◆ **DATA FOR THIS EXERCISE**
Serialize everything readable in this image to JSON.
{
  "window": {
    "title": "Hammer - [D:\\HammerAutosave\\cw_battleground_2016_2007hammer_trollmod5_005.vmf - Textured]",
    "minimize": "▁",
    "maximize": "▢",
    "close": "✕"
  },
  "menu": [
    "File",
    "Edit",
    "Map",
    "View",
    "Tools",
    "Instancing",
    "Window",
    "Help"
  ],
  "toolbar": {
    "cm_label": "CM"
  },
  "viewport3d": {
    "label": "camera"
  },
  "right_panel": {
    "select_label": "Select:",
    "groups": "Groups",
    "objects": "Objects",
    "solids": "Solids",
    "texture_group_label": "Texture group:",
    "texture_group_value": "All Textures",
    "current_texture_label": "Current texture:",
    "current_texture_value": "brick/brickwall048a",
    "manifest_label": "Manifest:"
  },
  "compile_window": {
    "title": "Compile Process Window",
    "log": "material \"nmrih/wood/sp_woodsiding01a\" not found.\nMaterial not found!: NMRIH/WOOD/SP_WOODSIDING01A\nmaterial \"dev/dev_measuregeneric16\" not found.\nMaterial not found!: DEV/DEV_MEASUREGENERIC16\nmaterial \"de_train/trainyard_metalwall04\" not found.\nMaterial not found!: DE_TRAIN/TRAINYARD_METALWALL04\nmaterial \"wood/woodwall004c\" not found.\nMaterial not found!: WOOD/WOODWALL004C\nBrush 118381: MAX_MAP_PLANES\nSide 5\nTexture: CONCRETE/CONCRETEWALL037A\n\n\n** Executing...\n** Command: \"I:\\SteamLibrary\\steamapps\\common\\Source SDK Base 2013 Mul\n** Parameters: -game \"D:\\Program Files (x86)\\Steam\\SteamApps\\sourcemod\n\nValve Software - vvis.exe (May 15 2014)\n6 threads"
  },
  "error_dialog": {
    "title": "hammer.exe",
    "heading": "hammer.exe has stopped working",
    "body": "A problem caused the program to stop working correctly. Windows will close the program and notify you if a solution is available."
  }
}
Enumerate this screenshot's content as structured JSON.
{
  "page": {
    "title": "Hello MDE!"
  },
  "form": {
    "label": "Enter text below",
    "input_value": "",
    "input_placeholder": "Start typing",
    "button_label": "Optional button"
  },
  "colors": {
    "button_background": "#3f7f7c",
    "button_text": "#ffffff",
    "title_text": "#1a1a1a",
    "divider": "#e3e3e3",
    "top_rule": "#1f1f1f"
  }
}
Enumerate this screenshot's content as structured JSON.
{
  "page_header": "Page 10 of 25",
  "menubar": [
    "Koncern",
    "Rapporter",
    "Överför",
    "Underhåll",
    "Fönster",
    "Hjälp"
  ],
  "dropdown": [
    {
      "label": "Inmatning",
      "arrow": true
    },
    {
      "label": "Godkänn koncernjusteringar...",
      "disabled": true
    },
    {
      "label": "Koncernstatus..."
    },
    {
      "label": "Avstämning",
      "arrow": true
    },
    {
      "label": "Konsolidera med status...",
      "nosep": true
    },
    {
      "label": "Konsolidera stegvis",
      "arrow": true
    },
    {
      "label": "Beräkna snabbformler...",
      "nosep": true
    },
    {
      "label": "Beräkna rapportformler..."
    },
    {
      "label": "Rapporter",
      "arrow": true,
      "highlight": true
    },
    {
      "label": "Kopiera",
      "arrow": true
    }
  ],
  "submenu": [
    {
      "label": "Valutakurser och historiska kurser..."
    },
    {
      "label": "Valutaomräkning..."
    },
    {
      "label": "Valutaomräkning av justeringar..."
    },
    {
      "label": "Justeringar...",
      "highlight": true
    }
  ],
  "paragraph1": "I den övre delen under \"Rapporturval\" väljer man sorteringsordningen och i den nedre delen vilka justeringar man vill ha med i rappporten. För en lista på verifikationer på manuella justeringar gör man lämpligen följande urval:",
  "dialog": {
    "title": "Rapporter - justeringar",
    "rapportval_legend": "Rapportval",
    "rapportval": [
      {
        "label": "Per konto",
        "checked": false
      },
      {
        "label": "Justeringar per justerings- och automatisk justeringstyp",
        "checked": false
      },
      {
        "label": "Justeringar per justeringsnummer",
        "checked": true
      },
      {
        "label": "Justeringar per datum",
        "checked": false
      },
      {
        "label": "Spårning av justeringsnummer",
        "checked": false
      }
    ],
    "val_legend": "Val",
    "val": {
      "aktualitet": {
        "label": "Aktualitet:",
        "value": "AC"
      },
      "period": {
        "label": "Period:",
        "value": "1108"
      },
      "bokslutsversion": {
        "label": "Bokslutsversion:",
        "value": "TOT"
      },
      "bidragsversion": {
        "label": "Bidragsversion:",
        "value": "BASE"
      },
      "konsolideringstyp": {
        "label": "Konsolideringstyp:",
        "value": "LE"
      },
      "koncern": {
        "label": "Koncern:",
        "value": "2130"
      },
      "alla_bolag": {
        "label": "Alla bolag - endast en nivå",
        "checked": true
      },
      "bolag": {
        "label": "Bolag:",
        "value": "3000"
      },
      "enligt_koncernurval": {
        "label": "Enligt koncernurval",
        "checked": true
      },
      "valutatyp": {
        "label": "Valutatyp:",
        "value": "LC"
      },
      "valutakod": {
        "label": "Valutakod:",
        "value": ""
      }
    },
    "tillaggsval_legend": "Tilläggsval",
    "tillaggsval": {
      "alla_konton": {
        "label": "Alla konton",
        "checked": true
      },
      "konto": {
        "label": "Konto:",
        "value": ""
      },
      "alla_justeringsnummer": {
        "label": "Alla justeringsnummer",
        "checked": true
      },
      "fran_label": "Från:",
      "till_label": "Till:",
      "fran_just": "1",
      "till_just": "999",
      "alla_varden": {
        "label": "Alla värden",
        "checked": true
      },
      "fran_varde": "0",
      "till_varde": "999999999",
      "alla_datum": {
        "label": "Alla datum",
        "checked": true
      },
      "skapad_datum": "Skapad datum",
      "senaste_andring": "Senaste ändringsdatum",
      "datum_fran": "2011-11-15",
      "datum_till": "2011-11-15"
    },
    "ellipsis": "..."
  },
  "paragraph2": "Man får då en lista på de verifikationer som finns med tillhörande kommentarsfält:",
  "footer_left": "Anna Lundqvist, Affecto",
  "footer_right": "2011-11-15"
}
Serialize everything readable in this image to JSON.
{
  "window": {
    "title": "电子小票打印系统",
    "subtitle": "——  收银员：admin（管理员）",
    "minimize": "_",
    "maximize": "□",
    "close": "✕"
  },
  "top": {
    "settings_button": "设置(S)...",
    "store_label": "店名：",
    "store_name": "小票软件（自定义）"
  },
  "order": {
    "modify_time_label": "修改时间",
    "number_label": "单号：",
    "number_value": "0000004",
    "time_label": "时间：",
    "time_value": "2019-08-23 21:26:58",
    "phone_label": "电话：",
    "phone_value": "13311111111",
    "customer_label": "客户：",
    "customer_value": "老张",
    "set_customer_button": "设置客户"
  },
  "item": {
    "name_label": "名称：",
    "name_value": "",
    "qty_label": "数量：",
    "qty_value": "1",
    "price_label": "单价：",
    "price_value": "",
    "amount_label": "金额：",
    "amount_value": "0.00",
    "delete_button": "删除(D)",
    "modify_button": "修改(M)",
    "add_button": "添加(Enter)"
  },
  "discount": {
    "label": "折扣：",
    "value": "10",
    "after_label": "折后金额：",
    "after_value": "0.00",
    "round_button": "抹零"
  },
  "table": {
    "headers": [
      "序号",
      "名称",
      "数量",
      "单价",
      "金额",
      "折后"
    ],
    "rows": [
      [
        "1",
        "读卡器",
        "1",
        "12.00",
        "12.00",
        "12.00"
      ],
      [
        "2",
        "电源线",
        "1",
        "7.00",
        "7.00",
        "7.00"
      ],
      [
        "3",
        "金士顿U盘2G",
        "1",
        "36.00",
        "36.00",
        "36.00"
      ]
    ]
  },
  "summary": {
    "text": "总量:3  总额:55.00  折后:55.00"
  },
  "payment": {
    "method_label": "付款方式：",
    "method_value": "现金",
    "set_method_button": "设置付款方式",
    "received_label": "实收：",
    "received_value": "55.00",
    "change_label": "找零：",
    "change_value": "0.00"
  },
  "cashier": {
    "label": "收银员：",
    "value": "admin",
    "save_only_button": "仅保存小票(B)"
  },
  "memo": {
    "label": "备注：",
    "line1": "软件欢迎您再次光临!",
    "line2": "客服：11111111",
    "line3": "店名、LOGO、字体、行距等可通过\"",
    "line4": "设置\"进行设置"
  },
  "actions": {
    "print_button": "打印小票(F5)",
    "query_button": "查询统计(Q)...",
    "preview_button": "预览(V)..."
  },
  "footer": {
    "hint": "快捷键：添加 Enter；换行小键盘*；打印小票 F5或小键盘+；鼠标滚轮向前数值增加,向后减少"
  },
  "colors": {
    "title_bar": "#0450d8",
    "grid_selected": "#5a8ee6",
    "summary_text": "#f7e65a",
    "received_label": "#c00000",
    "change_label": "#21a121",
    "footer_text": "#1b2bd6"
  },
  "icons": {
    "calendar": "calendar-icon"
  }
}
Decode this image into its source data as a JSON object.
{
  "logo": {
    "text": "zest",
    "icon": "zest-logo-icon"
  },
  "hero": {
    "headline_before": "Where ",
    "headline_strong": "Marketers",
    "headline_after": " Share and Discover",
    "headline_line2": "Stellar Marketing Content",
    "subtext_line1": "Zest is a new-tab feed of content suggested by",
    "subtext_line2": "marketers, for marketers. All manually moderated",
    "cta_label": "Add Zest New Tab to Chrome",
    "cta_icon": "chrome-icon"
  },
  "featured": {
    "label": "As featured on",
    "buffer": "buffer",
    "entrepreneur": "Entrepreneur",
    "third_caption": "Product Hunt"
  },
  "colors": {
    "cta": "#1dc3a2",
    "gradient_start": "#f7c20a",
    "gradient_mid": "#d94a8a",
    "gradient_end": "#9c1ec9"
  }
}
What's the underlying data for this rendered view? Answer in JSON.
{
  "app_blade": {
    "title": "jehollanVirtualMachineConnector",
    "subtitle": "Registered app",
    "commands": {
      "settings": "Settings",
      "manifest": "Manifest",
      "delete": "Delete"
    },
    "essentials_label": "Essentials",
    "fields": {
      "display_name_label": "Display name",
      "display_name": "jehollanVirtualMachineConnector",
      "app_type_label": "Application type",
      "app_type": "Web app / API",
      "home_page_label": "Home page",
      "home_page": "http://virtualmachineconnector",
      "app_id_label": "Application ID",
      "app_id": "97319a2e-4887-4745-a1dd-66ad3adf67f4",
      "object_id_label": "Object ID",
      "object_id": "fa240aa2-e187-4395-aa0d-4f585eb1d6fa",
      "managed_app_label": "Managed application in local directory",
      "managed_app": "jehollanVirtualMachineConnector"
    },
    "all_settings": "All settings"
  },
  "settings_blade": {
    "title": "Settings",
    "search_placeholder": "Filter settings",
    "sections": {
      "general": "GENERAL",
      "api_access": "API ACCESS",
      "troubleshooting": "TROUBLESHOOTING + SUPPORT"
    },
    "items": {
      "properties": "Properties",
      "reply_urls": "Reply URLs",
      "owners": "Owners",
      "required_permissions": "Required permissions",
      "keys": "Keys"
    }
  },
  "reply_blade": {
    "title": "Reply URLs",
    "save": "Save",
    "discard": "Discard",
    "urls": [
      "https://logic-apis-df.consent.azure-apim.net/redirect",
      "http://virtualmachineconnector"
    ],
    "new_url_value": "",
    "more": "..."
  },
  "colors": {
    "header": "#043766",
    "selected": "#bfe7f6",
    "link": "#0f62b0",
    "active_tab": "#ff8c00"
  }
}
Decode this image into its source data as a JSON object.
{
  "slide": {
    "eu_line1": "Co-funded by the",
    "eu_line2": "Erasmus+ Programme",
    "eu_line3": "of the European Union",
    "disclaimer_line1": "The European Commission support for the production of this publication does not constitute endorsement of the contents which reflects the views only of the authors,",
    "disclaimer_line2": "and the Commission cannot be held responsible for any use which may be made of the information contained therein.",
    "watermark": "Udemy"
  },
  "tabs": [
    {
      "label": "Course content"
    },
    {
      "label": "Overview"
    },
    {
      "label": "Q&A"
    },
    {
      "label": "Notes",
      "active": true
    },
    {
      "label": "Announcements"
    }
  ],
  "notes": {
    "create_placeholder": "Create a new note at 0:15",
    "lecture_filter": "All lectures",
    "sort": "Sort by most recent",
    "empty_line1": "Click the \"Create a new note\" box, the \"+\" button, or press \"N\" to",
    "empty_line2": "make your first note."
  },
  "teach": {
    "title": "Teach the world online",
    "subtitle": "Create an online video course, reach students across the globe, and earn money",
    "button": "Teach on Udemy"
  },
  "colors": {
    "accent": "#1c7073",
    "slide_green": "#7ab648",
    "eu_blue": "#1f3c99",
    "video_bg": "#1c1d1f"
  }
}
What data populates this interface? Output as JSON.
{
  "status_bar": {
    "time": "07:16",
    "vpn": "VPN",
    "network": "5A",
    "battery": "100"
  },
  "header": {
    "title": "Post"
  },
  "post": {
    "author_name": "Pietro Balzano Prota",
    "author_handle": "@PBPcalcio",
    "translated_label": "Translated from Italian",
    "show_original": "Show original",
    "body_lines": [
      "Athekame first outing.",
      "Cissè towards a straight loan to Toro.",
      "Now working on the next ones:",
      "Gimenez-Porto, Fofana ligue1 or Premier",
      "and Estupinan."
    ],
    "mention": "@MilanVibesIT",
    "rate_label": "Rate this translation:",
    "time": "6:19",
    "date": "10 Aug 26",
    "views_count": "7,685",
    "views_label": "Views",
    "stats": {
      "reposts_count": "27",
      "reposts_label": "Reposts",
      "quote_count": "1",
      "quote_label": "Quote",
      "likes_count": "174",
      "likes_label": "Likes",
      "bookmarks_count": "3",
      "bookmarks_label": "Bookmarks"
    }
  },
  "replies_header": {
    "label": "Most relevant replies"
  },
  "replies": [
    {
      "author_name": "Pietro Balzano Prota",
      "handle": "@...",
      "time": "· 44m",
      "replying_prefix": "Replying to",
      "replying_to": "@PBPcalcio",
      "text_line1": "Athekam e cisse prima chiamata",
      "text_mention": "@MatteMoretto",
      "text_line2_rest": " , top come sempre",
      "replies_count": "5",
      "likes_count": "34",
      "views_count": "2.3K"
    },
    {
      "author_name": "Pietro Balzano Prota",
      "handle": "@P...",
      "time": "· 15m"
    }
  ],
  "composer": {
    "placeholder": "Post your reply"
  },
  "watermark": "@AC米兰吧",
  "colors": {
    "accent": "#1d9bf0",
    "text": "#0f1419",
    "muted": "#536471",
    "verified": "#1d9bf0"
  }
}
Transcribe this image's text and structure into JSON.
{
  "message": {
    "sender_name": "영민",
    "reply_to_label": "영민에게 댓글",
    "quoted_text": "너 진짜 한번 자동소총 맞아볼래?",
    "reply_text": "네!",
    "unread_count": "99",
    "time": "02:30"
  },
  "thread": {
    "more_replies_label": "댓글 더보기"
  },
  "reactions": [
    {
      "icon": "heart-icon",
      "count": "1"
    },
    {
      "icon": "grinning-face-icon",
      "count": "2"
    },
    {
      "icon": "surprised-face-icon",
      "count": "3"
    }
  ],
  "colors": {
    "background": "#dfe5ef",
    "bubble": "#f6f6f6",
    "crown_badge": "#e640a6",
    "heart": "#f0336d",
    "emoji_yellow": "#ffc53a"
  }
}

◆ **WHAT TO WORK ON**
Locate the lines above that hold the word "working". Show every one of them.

◆ **THE COMPLETED TASK**
    "heading": "hammer.exe has stopped working",
    "body": "A problem caused the program to stop working correctly. Windows will close the program and notify you if a solution is available."
      "Now working on the next ones:",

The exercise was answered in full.